Below are records. Copy every line with "Files" in it.

***** Data *****

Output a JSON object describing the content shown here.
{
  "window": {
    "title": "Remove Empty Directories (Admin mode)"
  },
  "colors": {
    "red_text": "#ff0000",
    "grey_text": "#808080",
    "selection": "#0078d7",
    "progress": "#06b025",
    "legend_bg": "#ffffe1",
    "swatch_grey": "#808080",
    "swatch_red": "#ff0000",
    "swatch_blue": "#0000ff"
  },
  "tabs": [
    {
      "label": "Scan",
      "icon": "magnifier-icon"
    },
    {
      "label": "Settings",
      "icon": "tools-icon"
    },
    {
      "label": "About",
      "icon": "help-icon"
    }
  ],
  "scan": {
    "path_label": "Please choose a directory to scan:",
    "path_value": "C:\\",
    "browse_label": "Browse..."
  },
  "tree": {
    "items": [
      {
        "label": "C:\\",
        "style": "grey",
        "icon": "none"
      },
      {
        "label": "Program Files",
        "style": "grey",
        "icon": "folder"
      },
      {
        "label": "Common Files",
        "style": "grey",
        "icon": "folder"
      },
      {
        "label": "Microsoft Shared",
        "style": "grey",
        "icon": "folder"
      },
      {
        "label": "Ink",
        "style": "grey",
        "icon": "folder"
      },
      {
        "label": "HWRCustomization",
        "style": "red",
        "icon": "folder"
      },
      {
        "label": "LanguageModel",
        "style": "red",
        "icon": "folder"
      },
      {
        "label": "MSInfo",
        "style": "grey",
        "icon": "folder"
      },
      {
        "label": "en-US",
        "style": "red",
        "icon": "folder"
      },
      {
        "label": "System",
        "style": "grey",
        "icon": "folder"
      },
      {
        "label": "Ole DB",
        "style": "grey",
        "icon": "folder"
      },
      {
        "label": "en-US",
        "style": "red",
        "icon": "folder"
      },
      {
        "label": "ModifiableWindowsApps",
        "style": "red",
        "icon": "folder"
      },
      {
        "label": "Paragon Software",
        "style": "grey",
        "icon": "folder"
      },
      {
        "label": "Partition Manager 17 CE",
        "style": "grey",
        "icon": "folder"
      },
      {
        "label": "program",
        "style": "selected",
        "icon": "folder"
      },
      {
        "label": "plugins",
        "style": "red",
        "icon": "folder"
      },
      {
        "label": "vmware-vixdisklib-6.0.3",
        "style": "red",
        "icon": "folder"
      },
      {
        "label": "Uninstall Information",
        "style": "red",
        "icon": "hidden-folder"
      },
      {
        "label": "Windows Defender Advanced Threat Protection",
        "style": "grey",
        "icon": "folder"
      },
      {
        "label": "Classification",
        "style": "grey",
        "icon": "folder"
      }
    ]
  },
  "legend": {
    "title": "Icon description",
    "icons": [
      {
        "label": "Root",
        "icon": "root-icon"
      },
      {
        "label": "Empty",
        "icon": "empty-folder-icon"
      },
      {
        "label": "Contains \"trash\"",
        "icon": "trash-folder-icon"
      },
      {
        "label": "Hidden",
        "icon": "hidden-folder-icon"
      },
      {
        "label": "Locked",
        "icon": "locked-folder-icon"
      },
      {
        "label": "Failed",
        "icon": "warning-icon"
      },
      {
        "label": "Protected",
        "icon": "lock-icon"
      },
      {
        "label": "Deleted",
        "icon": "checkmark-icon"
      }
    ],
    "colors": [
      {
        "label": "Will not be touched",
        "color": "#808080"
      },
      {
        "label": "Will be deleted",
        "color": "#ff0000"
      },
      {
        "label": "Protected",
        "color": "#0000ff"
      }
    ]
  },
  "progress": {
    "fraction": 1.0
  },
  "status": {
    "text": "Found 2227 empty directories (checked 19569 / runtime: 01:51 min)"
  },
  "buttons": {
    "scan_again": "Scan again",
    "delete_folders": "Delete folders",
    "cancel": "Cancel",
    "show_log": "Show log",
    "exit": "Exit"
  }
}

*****

▶ Task solution:
        "label": "Program Files",
        "label": "Common Files",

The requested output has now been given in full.